When that does occur, consider doing your work at a standing desk. One great thing about standing desks: people hate standing in one place for hours on end. Just ask any retail associate.
When you make the switch to standing, you will hate it, too, and that means you will end up doing more foot-to-foot shifting and pacing back and forth. This may not seem like a lot of movement, but when you are doing it all day, it adds up and makes any supplemental exercise throughout the day a lot easier to manage.
For example, your constant movement after a full day of study time puts you at 6,000 steps for the day. On a 10k per day plan, you would only need to squeeze in 20-30 minutes of sustained walking when you get home that afternoon to hit the goal.

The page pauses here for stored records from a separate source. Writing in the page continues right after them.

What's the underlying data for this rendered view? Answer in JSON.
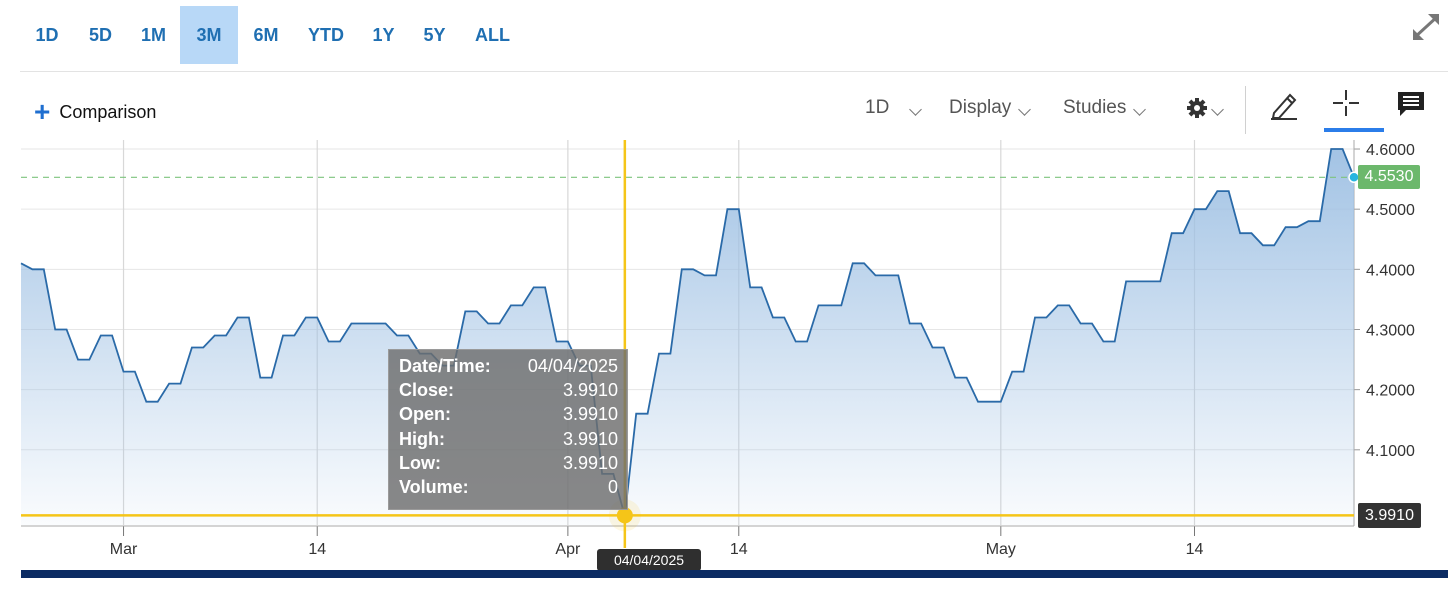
{
  "range_buttons": [
    {
      "label": "1D",
      "name": "range-1d"
    },
    {
      "label": "5D",
      "name": "range-5d"
    },
    {
      "label": "1M",
      "name": "range-1m"
    },
    {
      "label": "3M",
      "name": "range-3m",
      "active": true
    },
    {
      "label": "6M",
      "name": "range-6m"
    },
    {
      "label": "YTD",
      "name": "range-ytd"
    },
    {
      "label": "1Y",
      "name": "range-1y"
    },
    {
      "label": "5Y",
      "name": "range-5y"
    },
    {
      "label": "ALL",
      "name": "range-all"
    }
  ],
  "toolbar": {
    "comparison_label": "Comparison",
    "interval_label": "1D",
    "display_label": "Display",
    "studies_label": "Studies"
  },
  "colors": {
    "accent": "#1f6fb2",
    "line": "#2a6aa8",
    "crosshair": "#f5c518",
    "last_price": "#6cb86c",
    "bottom_bar": "#0b2b63"
  },
  "tooltip": {
    "rows": [
      {
        "key": "Date/Time:",
        "value": "04/04/2025"
      },
      {
        "key": "Close:",
        "value": "3.9910"
      },
      {
        "key": "Open:",
        "value": "3.9910"
      },
      {
        "key": "High:",
        "value": "3.9910"
      },
      {
        "key": "Low:",
        "value": "3.9910"
      },
      {
        "key": "Volume:",
        "value": "0"
      }
    ]
  },
  "crosshair": {
    "date_label": "04/04/2025",
    "value": 3.991,
    "value_label": "3.9910",
    "x_index": 53
  },
  "last_price": {
    "value": 4.553,
    "label": "4.5530"
  },
  "chart_data": {
    "type": "area",
    "x_tick_labels": [
      {
        "label": "Mar",
        "index": 9
      },
      {
        "label": "14",
        "index": 26
      },
      {
        "label": "Apr",
        "index": 48
      },
      {
        "label": "14",
        "index": 63
      },
      {
        "label": "May",
        "index": 86
      },
      {
        "label": "14",
        "index": 103
      }
    ],
    "y_ticks": [
      "4.1000",
      "4.2000",
      "4.3000",
      "4.4000",
      "4.5000",
      "4.6000"
    ],
    "ylim": [
      3.975,
      4.615
    ],
    "grid": true,
    "values": [
      4.41,
      4.4,
      4.4,
      4.3,
      4.3,
      4.25,
      4.25,
      4.29,
      4.29,
      4.23,
      4.23,
      4.18,
      4.18,
      4.21,
      4.21,
      4.27,
      4.27,
      4.29,
      4.29,
      4.32,
      4.32,
      4.22,
      4.22,
      4.29,
      4.29,
      4.32,
      4.32,
      4.28,
      4.28,
      4.31,
      4.31,
      4.31,
      4.31,
      4.29,
      4.29,
      4.26,
      4.26,
      4.24,
      4.24,
      4.33,
      4.33,
      4.31,
      4.31,
      4.34,
      4.34,
      4.37,
      4.37,
      4.28,
      4.28,
      4.24,
      4.24,
      4.06,
      4.06,
      3.99,
      4.16,
      4.16,
      4.26,
      4.26,
      4.4,
      4.4,
      4.39,
      4.39,
      4.5,
      4.5,
      4.37,
      4.37,
      4.32,
      4.32,
      4.28,
      4.28,
      4.34,
      4.34,
      4.34,
      4.41,
      4.41,
      4.39,
      4.39,
      4.39,
      4.31,
      4.31,
      4.27,
      4.27,
      4.22,
      4.22,
      4.18,
      4.18,
      4.18,
      4.23,
      4.23,
      4.32,
      4.32,
      4.34,
      4.34,
      4.31,
      4.31,
      4.28,
      4.28,
      4.38,
      4.38,
      4.38,
      4.38,
      4.46,
      4.46,
      4.5,
      4.5,
      4.53,
      4.53,
      4.46,
      4.46,
      4.44,
      4.44,
      4.47,
      4.47,
      4.48,
      4.48,
      4.6,
      4.6,
      4.553
    ]
  }
}
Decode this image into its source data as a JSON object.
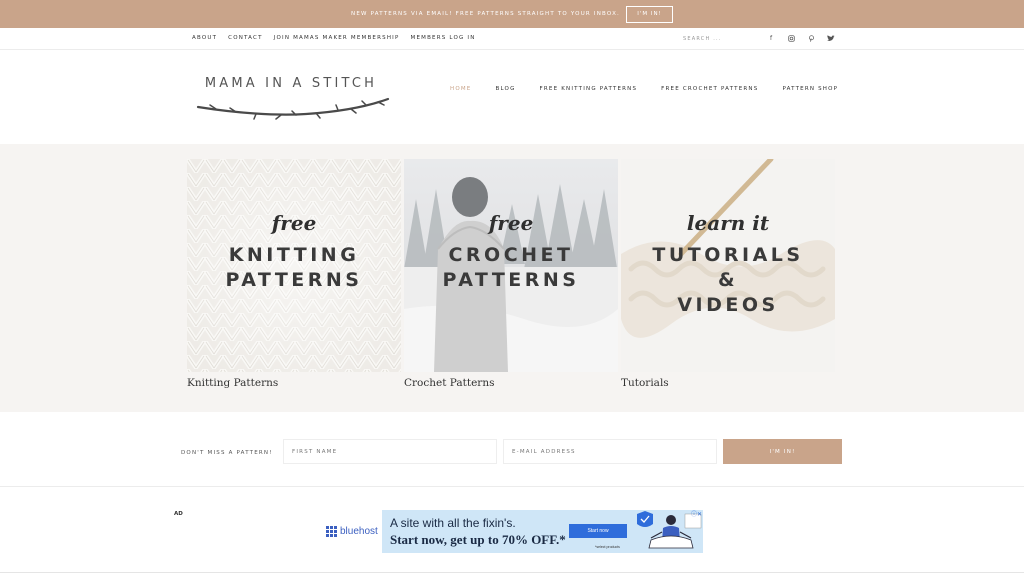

Wellness Tips No. 5: Eat well, and keep tabs.
If you are having trouble hitting all your activity goals — and even if you’re not — you will want to start tracking all your foods in an app like Lose It or MyFitnessPal.
Sedentary, by its very definition, means inactive, so if your life has assumed more of that role, then maintaining a healthy balance of calories is your last line of defense against weight gain.
If you take in more than you burn, you gain weight. Period.
Now something wonderful will happen when you start paying the appropriate amount of attention to your calories. You will see that you have more freedom to eat what you want when you want it.
Got 600 calories left in your day at 11:30 p.m.? Go ahead, that midnight snack isn’t going to hurt you.
You will also discover that the annoyance of logging everything you eat goes away quickly due to the fact that you’ll learn foods and their measurement sizes more easily, and, lets face it, most people in general eat A LOT of the same things from week to week.
Since the apps remember foods as they are entered, it is incredibly easy to make daily updates post-entry, and many of the foods you eat are already in there anyway.
Last but not least, keeping accurate tabs on the foods you eat will make keeping up with individual components like protein, fiber, carbs and sugars easier to do.
Being sedentary is sometimes necessary for the type of work you may be doing, but you have more freedom to move than you think as the tips above show. And if you want a good quality of life and a sharper academic performance, then you owe it to yourself. What are some things you’ve done to stay healthy as the demands of school have increased? Sound off in the comments section below.